This Sneaker Was 3-D Printed From Ocean Waste

Adidas’s new shoe is made almost entirely from trash.

We dump around 8 million tons of plastic trash in the oceans each year, and that might quadruple in a decade. Now, as giant ocean cleanup devices start to sweep through the water in an attempt to collect some of that plastic, a handful of companies are figuring out how to use it to make new products–like shoes.


In June, Adidas released a design for a new sneaker with an upper knit from ocean plastic. Now the design has gone a step further, with a midsole that’s 3-D printed from the same material.

The ultimate goal is a shoe that’s 100% trash, and the company is almost there. “We’re close,” says Eric Liedkte, Adidas Group executive board member of global brands. It’s part of the company’s overall sustainability strategy.

“We’re always thinking about reducing our carbon footprint, and we’re continuously thinking of ways to reduce our use of virgin plastic,” he says. “We are partnering with Parley to save the oceans because we must stop waiting, we must start acting, and we must start somewhere. There is no better and more important place to start then with the oceans. They are the sustenance of all life and they are dying.”

Ocean plastic–like the illegal gill nets that Adidas is collecting via a nonprofit called Sea Shepherd–isn’t necessarily easy to work with. The company is still working with researchers at a German university to tweak the midsole. “It took a lot of hard work and persistence to get the right mixture of ocean plastic materials,” Liedkte says. “We are still working to make it fully functional.”

They plan to release the world’s first shoe with an ocean plastic upper in a limited release in 2016. The company also plans to start building the trash into other products, like clothing.

“The ambition is to continue to innovate to help athletes while looking at every way possible to do less harm. … While we will not compromise on the integrity of our innovations for the sake of sustainability efforts, we will look to build sustainability into every innovation,” he says. “3-D printing is a great example. There is no real reason all 3-D printed product in the future is not made out of ocean plastic.”


About the author

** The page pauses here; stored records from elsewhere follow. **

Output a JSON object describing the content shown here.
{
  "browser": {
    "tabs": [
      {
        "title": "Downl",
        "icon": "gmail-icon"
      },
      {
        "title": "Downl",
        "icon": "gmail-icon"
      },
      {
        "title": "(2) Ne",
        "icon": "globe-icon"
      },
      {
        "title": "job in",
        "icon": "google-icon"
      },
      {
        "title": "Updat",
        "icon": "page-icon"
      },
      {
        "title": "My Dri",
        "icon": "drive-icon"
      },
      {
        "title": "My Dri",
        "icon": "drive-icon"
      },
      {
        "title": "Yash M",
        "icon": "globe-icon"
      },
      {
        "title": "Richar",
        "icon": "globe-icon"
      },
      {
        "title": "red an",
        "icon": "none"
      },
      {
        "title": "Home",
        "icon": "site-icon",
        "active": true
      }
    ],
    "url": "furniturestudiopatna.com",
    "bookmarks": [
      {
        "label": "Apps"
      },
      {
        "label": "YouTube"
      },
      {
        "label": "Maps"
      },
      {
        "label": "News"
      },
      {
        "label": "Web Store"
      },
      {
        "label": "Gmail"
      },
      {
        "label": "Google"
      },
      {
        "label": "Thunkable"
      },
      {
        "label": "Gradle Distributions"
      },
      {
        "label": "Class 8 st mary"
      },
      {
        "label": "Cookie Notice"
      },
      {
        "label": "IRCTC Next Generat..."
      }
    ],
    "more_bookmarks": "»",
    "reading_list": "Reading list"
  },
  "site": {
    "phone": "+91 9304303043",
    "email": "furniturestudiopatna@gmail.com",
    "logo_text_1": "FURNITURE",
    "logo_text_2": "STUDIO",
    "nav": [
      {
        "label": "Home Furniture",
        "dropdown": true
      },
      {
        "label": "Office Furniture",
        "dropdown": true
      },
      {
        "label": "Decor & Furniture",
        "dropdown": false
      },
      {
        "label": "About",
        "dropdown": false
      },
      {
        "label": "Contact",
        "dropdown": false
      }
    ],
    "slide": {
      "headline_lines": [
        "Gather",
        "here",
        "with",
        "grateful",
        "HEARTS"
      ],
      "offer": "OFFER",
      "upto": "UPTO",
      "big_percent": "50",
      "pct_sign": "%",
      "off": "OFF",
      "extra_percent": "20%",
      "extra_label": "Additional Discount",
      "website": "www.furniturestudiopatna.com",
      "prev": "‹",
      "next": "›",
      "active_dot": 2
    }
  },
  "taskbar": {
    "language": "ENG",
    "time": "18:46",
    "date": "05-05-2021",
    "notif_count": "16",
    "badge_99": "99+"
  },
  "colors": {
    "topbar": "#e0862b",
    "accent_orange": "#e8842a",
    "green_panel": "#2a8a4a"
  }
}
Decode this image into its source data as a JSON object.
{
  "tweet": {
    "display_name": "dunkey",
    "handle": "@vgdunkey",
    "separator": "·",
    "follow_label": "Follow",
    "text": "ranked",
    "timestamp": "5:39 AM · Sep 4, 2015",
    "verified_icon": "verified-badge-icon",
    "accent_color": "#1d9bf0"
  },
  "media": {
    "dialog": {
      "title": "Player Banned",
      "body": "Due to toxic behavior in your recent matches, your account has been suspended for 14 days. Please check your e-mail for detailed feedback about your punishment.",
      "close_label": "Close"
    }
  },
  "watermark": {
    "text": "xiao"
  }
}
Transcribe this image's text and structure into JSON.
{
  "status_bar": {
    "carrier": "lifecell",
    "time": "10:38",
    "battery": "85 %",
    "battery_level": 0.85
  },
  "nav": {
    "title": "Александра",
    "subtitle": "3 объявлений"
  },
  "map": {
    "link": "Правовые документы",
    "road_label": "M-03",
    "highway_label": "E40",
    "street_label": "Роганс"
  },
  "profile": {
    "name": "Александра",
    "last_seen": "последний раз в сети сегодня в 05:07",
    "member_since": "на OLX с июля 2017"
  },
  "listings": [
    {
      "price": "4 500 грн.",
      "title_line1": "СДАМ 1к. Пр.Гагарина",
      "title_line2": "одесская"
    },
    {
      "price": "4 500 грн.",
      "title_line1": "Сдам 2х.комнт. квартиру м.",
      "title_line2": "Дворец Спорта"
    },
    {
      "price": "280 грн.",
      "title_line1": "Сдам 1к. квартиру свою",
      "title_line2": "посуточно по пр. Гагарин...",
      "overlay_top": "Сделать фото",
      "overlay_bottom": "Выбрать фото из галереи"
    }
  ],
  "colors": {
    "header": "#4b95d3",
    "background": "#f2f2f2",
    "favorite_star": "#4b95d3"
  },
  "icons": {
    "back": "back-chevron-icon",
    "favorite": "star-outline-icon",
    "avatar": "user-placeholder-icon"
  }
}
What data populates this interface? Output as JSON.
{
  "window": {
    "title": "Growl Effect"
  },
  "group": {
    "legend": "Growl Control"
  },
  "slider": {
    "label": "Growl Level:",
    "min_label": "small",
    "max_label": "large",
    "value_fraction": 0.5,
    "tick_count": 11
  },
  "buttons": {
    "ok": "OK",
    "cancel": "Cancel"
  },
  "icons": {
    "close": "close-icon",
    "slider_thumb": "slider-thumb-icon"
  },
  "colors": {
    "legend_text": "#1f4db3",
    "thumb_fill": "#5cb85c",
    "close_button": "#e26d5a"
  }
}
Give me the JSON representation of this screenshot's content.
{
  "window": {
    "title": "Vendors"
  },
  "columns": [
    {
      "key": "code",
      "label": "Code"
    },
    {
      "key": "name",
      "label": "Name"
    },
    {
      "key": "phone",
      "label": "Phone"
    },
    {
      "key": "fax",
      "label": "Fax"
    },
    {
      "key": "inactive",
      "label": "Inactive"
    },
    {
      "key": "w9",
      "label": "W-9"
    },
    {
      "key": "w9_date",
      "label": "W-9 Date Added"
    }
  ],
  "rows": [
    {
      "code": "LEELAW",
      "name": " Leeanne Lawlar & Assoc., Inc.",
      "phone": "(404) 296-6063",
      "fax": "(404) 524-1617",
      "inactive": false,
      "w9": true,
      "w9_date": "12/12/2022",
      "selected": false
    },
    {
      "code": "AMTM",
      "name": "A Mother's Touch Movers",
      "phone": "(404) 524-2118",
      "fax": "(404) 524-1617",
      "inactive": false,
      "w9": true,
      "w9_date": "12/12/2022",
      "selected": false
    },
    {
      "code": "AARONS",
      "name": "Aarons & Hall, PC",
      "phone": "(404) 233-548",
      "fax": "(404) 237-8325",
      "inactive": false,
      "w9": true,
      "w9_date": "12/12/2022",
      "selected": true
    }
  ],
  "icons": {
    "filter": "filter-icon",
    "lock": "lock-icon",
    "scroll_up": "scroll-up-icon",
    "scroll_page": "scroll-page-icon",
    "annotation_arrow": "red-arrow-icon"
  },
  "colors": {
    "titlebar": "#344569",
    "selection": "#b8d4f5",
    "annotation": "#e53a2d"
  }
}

Adele Peters is a staff writer at Fast Company who focuses on solutions to some of the world's largest problems, from climate change to homelessness. Previously, she worked with GOOD, BioLite, and the Sustainable Products and Solutions program at UC Berkeley.